##### Well-Known Member
Supporting Member
My god, the stuff I learned in a couple days - minor things you can't pickup from videos, drape it this way it'll lay nicer, if you do it like this you won't trap bubbles, press harder, here press softer there, no you want it to look like this not that... Maybe in 4k video properly curated - you might get the messages across but some of the texture/gloss/sheen type stuff will never be learned that way.
The Glasair Aviation Two Weeks To Taxi program instructions have evolved significantly from the standard build instructions. Revisions have been based on questions / confusion / uncertainty of builders in the program. That, plus lots of photographs have made the instructions excellent.

BJC

#### AJLiberatore

##### Well-Known Member
If you haven't heard...

"I wanted to reach out and let you know officially that we will not be holding Solidworks University this year at Airventure. With the changes made by Dassault to the 3DExperince program last year and the feedback we have received from members we have decided to discontinue Solidworks University at Airventure."

Heartbreaking. SW's has been a big part of my life, heck I did the 1st story on this when the news broke in 16', since then classes, training, volunteer, then becoming a introduction trainer for a famous Non-Profit. I am sorry I don't do this cloud thing, I want the files on my box to review my design tree etc, to hone my skills . I have a ton of models I made to get ready for the CSWA exam, models I developed when I taught, training files I never got too, and some B-25 I modeled which is another story. So unless I want to send them up to the cloud, they are now useless....

With all the world has been through, ya think Dassault Systems could have done us all a solid? No pun intended.

#### Monty

##### Well-Known Member
As suggested previously, the simple solution is to transfer over to Freecad, provides the same ,and in some cases far more features for zilch-nil-nocost-free-\$0, with no restrictions and the program and drawings-models are on your computer and can be exported in dozens of formats.
And it runs on Linux.

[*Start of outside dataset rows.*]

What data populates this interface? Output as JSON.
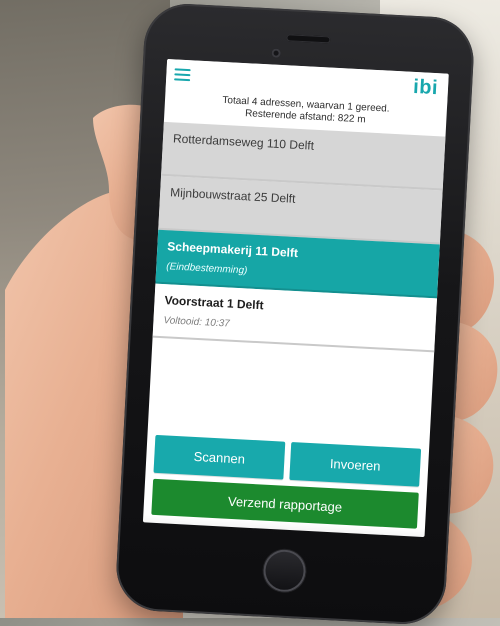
{
  "app": {
    "logo_text": "ibi",
    "menu_icon": "hamburger-icon"
  },
  "summary": {
    "line1": "Totaal 4 adressen, waarvan 1 gereed.",
    "line2": "Resterende afstand: 822 m"
  },
  "addresses": [
    {
      "title": "Rotterdamseweg 110 Delft",
      "subtitle": "",
      "style": "gray"
    },
    {
      "title": "Mijnbouwstraat 25 Delft",
      "subtitle": "",
      "style": "gray"
    },
    {
      "title": "Scheepmakerij 11 Delft",
      "subtitle": "(Eindbestemming)",
      "style": "teal"
    },
    {
      "title": "Voorstraat 1 Delft",
      "subtitle": "Voltooid: 10:37",
      "style": "white"
    }
  ],
  "buttons": {
    "scan": "Scannen",
    "enter": "Invoeren",
    "send": "Verzend rapportage"
  },
  "colors": {
    "accent": "#18a9ac",
    "selected_row": "#16a6a6",
    "success": "#1c8a2e",
    "inactive_row": "#d6d6d6"
  }
}
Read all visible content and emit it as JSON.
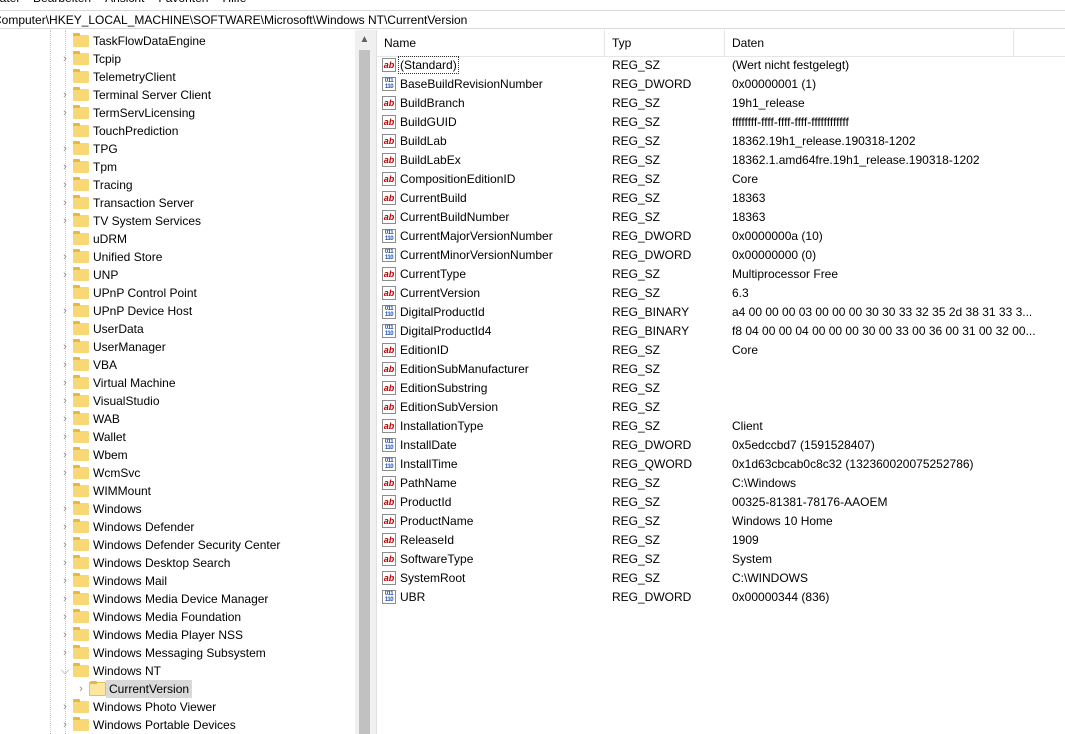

I am so frustrated about CAD. The absolute best CAD I've ever used was Unigraphics, pre-NX around version 15 circa 1998. Before the sketcher crap. It ran on Unix. Unequaled to this day, and I've used just about everything. If I could just get back to that, I'd be happy.

Currently using Rhino, and Alibre. I like them, but they both are hopelessly stuck in Bill Gates nightmarish, dysfunctional OS....I blame his Mr. Roger's sweater wearing smarmy self....among other things..

Solid Works has become a nightmare too. No big loss. I hate the work flow and menu structure. It's horrible. Didn't used to be that way. Dassault "improved" it.

I'm watching Free Cad with interest. I even have a computer I'm going to install Linux on and make it into a FreeCad machine when I finally get to it.

Monty

#### blane.c

##### Well-Known Member
Supporting Member
I apologize if this video has been posted already but I just ran across it, about importing from open vsp into freecad;